* **What you will do**
How many lines in the records below contain the string "Motivation"? Answer with the number alone.
==== Input material ====
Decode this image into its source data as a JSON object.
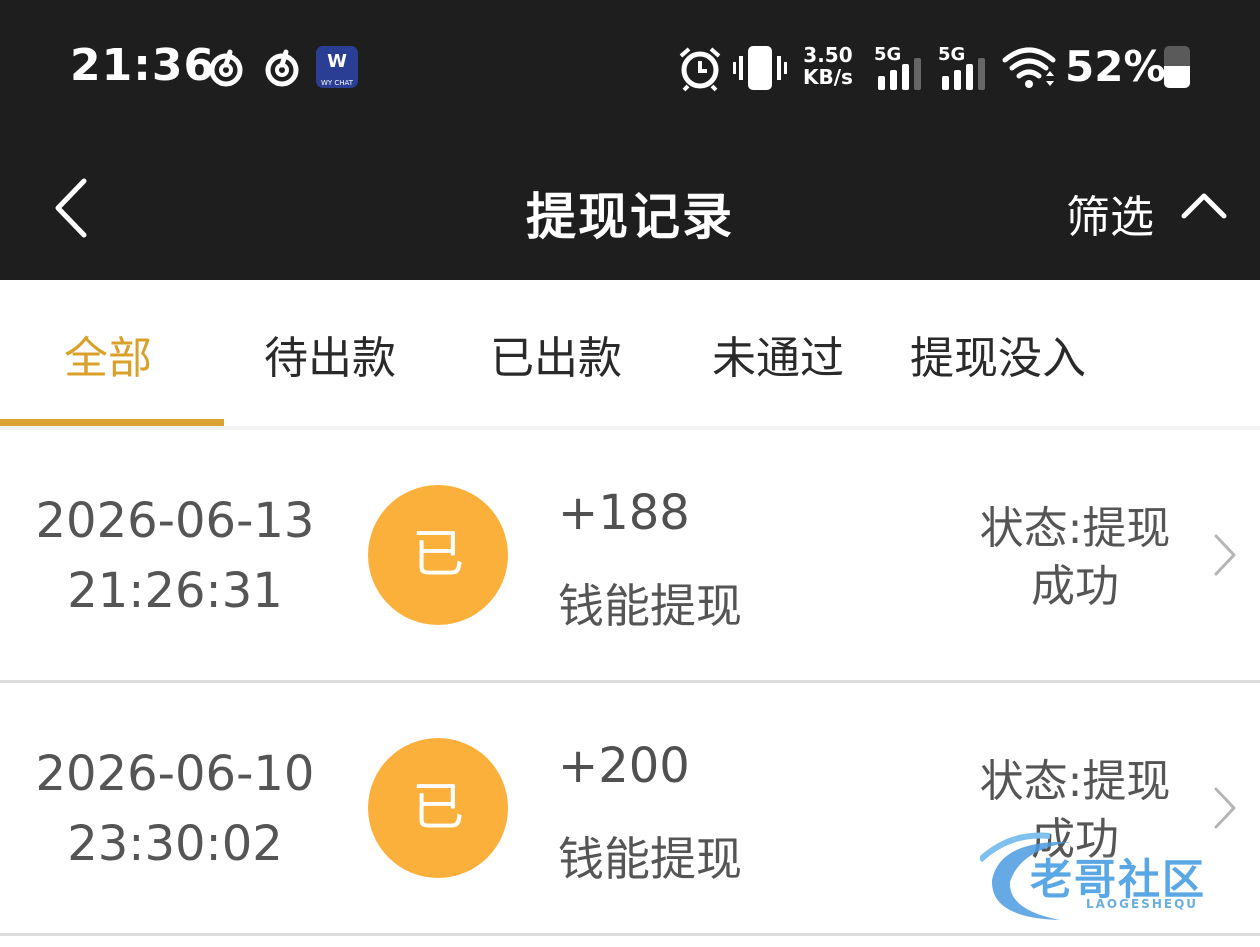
{
  "status_bar": {
    "time": "21:36",
    "app_badge_main": "W",
    "app_badge_sub": "WY CHAT",
    "speed_top": "3.50",
    "speed_bottom": "KB/s",
    "sim1": "5G",
    "sim2": "5G",
    "battery_text": "52%",
    "battery_level": 0.52,
    "icons": [
      "netease-music-icon",
      "netease-music-icon",
      "wy-chat-app-icon",
      "alarm-icon",
      "vibrate-icon",
      "signal-icon",
      "signal-icon",
      "wifi-icon",
      "battery-icon"
    ]
  },
  "header": {
    "title": "提现记录",
    "filter_label": "筛选",
    "back_icon": "chevron-left-icon",
    "filter_icon": "chevron-up-icon"
  },
  "tabs": [
    {
      "label": "全部",
      "active": true
    },
    {
      "label": "待出款",
      "active": false
    },
    {
      "label": "已出款",
      "active": false
    },
    {
      "label": "未通过",
      "active": false
    },
    {
      "label": "提现没入",
      "active": false
    }
  ],
  "records": [
    {
      "date": "2026-06-13",
      "time": "21:26:31",
      "badge": "已",
      "amount": "+188",
      "kind": "钱能提现",
      "status_line1": "状态:提现",
      "status_line2": "成功"
    },
    {
      "date": "2026-06-10",
      "time": "23:30:02",
      "badge": "已",
      "amount": "+200",
      "kind": "钱能提现",
      "status_line1": "状态:提现",
      "status_line2": "成功"
    }
  ],
  "watermark": {
    "text": "老哥社区",
    "sub": "LAOGESHEQU"
  },
  "colors": {
    "header_bg": "#1e1e1e",
    "accent": "#dba432",
    "badge": "#fbb03b"
  }
}
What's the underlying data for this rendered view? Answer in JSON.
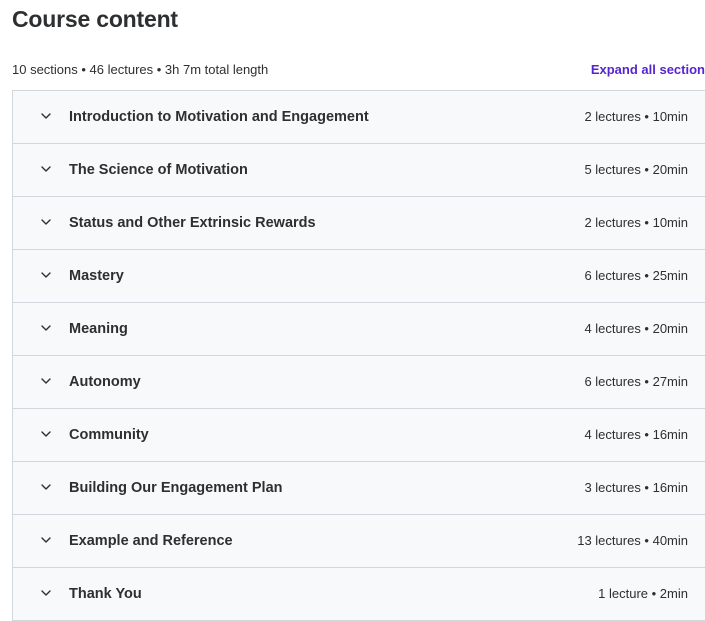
{
  "header": {
    "title": "Course content",
    "summary": "10 sections • 46 lectures • 3h 7m total length",
    "expand_label": "Expand all section"
  },
  "sections": [
    {
      "title": "Introduction to Motivation and Engagement",
      "meta": "2 lectures • 10min"
    },
    {
      "title": "The Science of Motivation",
      "meta": "5 lectures • 20min"
    },
    {
      "title": "Status and Other Extrinsic Rewards",
      "meta": "2 lectures • 10min"
    },
    {
      "title": "Mastery",
      "meta": "6 lectures • 25min"
    },
    {
      "title": "Meaning",
      "meta": "4 lectures • 20min"
    },
    {
      "title": "Autonomy",
      "meta": "6 lectures • 27min"
    },
    {
      "title": "Community",
      "meta": "4 lectures • 16min"
    },
    {
      "title": "Building Our Engagement Plan",
      "meta": "3 lectures • 16min"
    },
    {
      "title": "Example and Reference",
      "meta": "13 lectures • 40min"
    },
    {
      "title": "Thank You",
      "meta": "1 lecture • 2min"
    }
  ],
  "icons": {
    "section_toggle": "chevron-down-icon"
  },
  "colors": {
    "text": "#2d2f31",
    "accent": "#5624d0",
    "row_background": "#f7f9fa",
    "border": "#d1d7dc"
  }
}
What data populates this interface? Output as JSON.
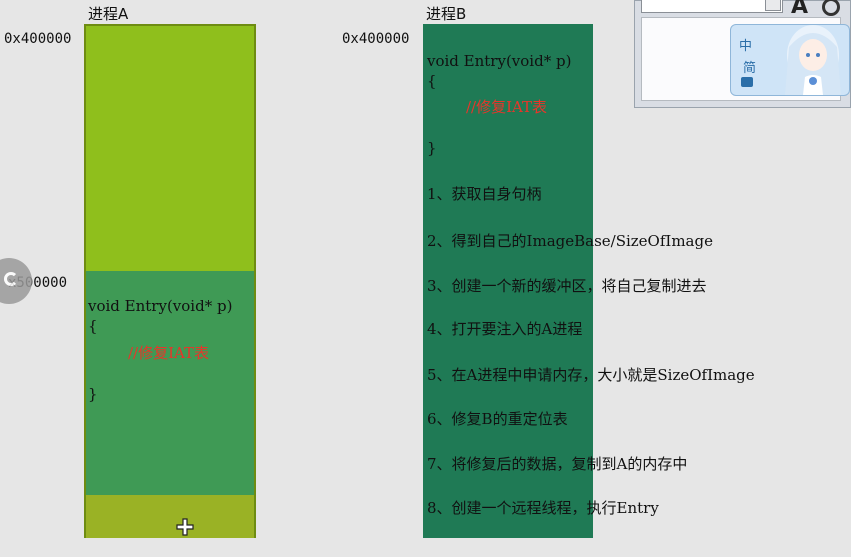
{
  "process_a": {
    "label": "进程A",
    "addr_top": "0x400000",
    "addr_mid": "x500000",
    "code": {
      "line1": "void Entry(void* p)",
      "brace_open": "{",
      "comment": "//修复IAT表",
      "brace_close": "}"
    }
  },
  "process_b": {
    "label": "进程B",
    "addr_top": "0x400000",
    "code": {
      "line1": "void Entry(void* p)",
      "brace_open": "{",
      "comment": "//修复IAT表",
      "brace_close": "}"
    }
  },
  "steps": [
    "1、获取自身句柄",
    "2、得到自己的ImageBase/SizeOfImage",
    "3、创建一个新的缓冲区，将自己复制进去",
    "4、打开要注入的A进程",
    "5、在A进程中申请内存，大小就是SizeOfImage",
    "6、修复B的重定位表",
    "7、将修复后的数据，复制到A的内存中",
    "8、创建一个远程线程，执行Entry"
  ],
  "ime": {
    "mode_label": "中",
    "mode_label2": "简",
    "letter": "A"
  },
  "colors": {
    "block_a_top": "#8fbf1c",
    "block_a_mid": "#3f9a55",
    "block_b": "#1f7a55",
    "comment": "#e8352a"
  }
}
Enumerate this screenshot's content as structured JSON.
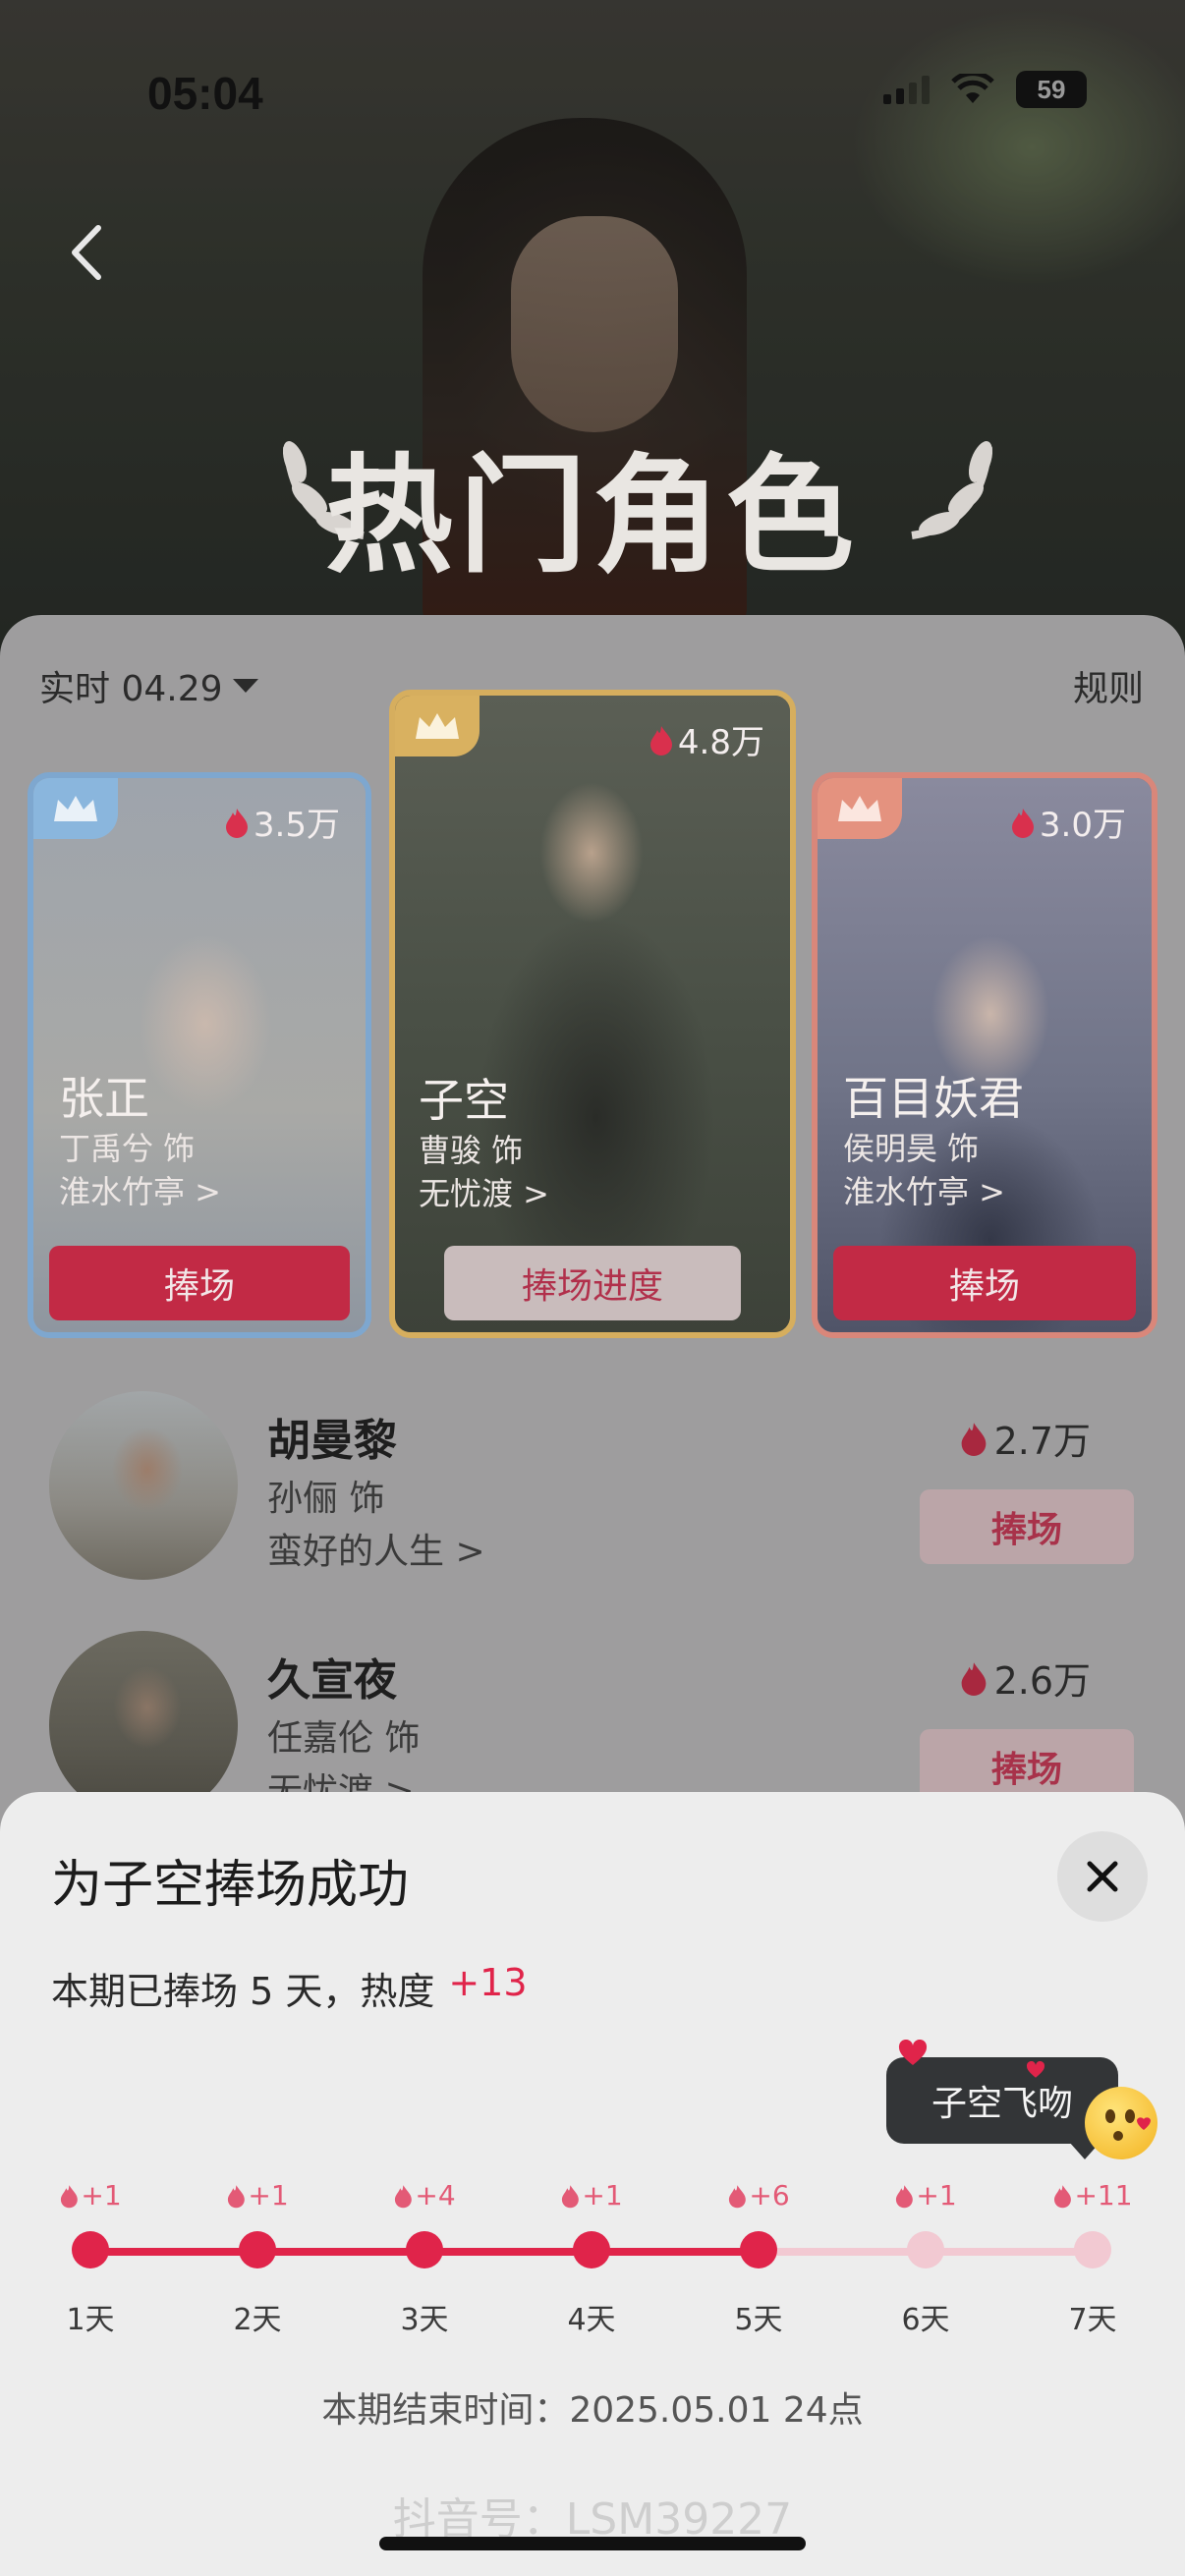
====
* **Output for this task**
2